_Task statement_. Pull every line with "Book" from the data below and copy it.
◇ ◇ ◇ ◇
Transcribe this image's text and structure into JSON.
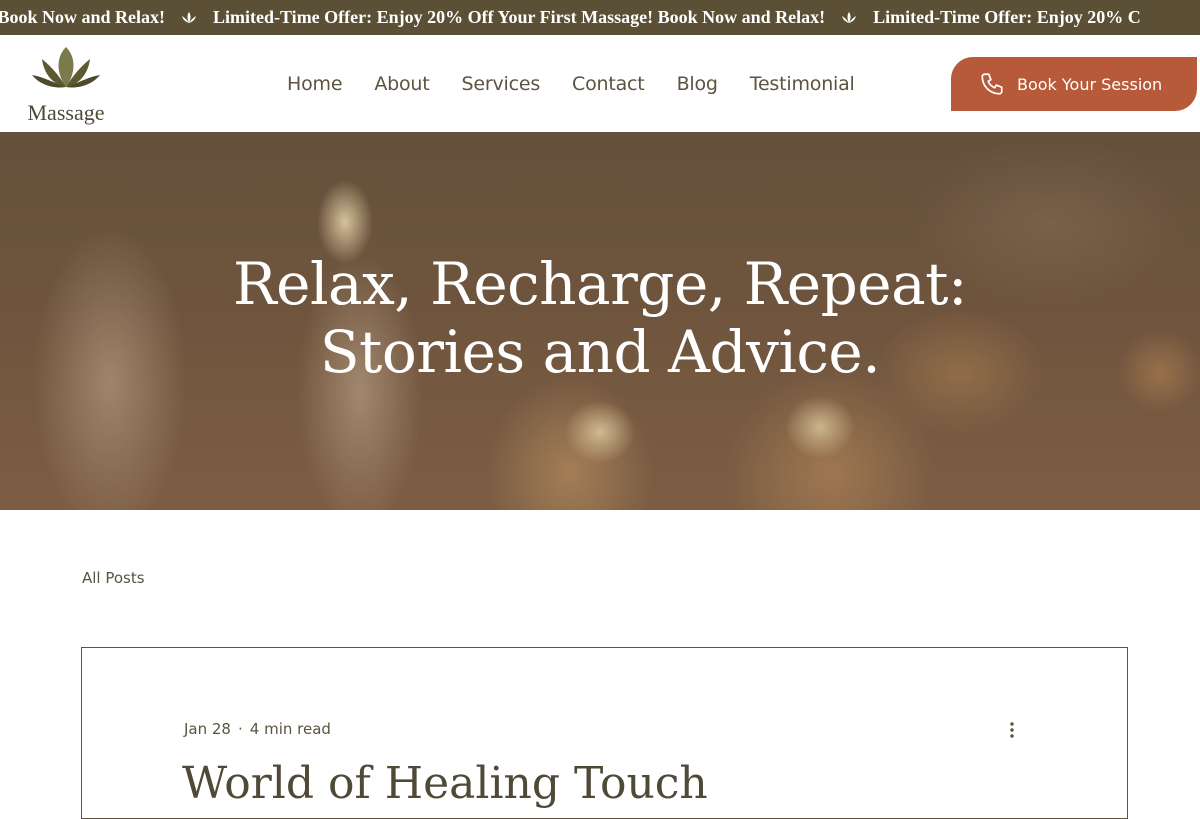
{
  "banner": {
    "segments": [
      "sage! Book Now and Relax!",
      "Limited-Time Offer: Enjoy 20% Off Your First Massage! Book Now and Relax!",
      "Limited-Time Offer: Enjoy 20% C"
    ],
    "separator_icon": "lotus-icon",
    "background": "#5b5035"
  },
  "header": {
    "logo_text": "Massage",
    "logo_icon": "lotus-icon",
    "nav": [
      "Home",
      "About",
      "Services",
      "Contact",
      "Blog",
      "Testimonial"
    ],
    "cta": {
      "label": "Book Your Session",
      "icon": "phone-icon",
      "color": "#b75a3a"
    }
  },
  "hero": {
    "title_line1": "Relax, Recharge, Repeat:",
    "title_line2": "Stories and Advice."
  },
  "blog": {
    "filter_label": "All Posts",
    "posts": [
      {
        "date": "Jan 28",
        "read_time": "4 min read",
        "title": "World of Healing Touch",
        "menu_icon": "more-vertical-icon"
      }
    ]
  }
}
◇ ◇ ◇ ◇
_Answer to the exercise_.
      "sage! Book Now and Relax!",
      "Limited-Time Offer: Enjoy 20% Off Your First Massage! Book Now and Relax!",
      "label": "Book Your Session",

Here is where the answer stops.